My name is Aleesha and I have been a member of the Family Justice Young People’s Board (FJYPB) for seven years. My background is diverse. I am Muslim female and I also have a disability called cerebral palsy.
What diversity means to me is that it is an opportunity to benefit from a variety of viewpoints of people from lots of different backgrounds such as educational, cultural and religious. Diversity is also understanding that everyone is unique and to recognize our differences.
The FJYPB are very considerate about people’s background, perspectives, and views. I have experience working with a lot of diverse members. The value of diversity for the FJYPB is very high as we are equal. No matter what our background, everyone has an equal right to a voice and input and we are all included in the work of the FJYPB and contribute to making decisions.
Whilst being an FJYPB member, a skill I learned is to take part in public speaking which I wasn’t confident to do before joining the board. I have worked in a team and collaborated with other young people. I have had the ability to adapt to things when it is not going right. I look at things with a positive attitude when difficulties occur and get in my way. The FJYPB has helped me to be more confident and to use the knowledge that I have learnt outside of my work with the board, such as using jargon-free words so that everyone can understand it.
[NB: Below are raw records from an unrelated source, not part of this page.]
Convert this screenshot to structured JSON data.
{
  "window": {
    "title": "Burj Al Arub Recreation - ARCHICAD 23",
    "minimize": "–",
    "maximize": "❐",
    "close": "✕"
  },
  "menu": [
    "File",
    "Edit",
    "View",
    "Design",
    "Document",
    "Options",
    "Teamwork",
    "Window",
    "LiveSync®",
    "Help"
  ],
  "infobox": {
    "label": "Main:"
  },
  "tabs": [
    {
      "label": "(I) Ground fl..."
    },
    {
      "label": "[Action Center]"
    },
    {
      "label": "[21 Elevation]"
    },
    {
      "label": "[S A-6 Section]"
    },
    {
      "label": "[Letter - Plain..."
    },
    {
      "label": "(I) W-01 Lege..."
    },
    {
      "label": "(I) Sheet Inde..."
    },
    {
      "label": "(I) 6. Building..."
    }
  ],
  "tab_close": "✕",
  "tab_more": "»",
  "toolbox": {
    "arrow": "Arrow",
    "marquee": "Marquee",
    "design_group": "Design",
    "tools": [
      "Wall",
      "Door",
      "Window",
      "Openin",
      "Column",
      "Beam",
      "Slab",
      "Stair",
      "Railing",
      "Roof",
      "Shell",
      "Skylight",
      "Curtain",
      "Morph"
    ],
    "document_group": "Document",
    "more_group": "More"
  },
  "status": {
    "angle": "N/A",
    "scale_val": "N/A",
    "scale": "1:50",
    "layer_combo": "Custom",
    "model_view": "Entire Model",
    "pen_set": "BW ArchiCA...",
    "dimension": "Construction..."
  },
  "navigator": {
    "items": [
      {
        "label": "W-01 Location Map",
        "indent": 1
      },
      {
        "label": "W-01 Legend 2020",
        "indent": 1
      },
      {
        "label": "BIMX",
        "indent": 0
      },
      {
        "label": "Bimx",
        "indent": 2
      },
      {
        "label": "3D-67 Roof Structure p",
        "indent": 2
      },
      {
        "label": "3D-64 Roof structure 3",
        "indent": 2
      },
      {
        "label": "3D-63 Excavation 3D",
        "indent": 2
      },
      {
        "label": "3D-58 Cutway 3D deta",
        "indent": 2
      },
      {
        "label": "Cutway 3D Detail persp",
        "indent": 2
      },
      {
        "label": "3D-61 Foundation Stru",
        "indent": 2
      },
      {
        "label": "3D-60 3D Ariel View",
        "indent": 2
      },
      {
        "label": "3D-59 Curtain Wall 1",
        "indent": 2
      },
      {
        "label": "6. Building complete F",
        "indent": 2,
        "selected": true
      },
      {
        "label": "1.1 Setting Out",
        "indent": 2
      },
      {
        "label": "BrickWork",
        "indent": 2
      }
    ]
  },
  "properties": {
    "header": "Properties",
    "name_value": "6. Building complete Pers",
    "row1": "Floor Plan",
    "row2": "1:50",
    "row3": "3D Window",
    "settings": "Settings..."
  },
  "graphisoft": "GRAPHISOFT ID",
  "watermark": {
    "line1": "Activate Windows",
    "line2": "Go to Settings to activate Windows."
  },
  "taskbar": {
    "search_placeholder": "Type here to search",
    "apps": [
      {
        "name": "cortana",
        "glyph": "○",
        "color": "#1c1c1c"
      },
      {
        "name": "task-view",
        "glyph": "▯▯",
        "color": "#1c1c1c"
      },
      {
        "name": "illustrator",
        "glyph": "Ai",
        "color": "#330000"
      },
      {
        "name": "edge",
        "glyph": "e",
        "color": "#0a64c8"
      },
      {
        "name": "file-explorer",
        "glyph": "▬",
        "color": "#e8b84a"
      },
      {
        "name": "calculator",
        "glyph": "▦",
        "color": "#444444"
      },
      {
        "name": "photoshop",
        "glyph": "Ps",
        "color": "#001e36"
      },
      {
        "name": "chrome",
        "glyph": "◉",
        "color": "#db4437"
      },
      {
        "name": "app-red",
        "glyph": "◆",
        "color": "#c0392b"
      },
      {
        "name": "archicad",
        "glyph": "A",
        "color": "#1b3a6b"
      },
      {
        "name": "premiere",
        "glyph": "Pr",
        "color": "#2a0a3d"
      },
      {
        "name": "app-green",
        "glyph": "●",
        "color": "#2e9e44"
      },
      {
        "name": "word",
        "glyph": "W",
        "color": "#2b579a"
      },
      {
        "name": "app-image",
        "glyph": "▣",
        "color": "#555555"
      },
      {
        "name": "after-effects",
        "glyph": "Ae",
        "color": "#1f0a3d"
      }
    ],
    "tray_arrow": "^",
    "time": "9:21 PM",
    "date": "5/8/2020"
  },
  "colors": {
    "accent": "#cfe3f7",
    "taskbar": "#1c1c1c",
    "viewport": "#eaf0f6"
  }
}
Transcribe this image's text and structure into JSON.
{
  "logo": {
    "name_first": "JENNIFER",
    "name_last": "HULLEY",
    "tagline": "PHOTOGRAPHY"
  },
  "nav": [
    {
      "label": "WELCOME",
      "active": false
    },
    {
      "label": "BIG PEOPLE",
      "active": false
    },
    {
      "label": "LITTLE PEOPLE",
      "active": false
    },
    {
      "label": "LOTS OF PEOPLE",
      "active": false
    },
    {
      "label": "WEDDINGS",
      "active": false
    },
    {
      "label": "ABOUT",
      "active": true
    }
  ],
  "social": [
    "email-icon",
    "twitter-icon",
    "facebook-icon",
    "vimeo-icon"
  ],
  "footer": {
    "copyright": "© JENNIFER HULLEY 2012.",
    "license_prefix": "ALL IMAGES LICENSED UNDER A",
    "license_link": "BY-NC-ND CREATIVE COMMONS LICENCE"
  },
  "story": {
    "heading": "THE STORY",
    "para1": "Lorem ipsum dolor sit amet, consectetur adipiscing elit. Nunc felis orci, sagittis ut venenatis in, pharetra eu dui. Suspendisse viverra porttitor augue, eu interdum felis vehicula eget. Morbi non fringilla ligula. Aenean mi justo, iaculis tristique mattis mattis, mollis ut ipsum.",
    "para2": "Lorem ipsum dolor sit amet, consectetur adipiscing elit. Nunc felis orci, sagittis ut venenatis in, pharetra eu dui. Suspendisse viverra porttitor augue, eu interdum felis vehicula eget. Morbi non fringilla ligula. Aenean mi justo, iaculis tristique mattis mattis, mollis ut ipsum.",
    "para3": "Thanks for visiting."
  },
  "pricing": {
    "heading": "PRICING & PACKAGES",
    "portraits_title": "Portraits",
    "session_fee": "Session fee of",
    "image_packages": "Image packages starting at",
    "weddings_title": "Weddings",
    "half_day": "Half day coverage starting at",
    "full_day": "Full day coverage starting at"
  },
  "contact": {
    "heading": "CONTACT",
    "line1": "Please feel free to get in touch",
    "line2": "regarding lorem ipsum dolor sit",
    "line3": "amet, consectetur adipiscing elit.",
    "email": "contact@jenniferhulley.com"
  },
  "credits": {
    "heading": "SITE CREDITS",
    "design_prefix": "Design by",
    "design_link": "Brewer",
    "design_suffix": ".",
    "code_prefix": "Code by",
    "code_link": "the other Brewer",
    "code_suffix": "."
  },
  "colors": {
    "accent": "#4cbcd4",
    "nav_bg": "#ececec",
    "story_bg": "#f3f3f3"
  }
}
I would like professionals to consider that everyone is different in their own special ways and they should respect everyone. Don’t treat every person the same. Think about the uniqueness of the child and tailor your work to their needs. You need to communicate with the child. Be sensitive to their/their family’s background and consider the impact this has on them. Finally, don’t make assumptions about people’s diversity and make sure you ASK questions.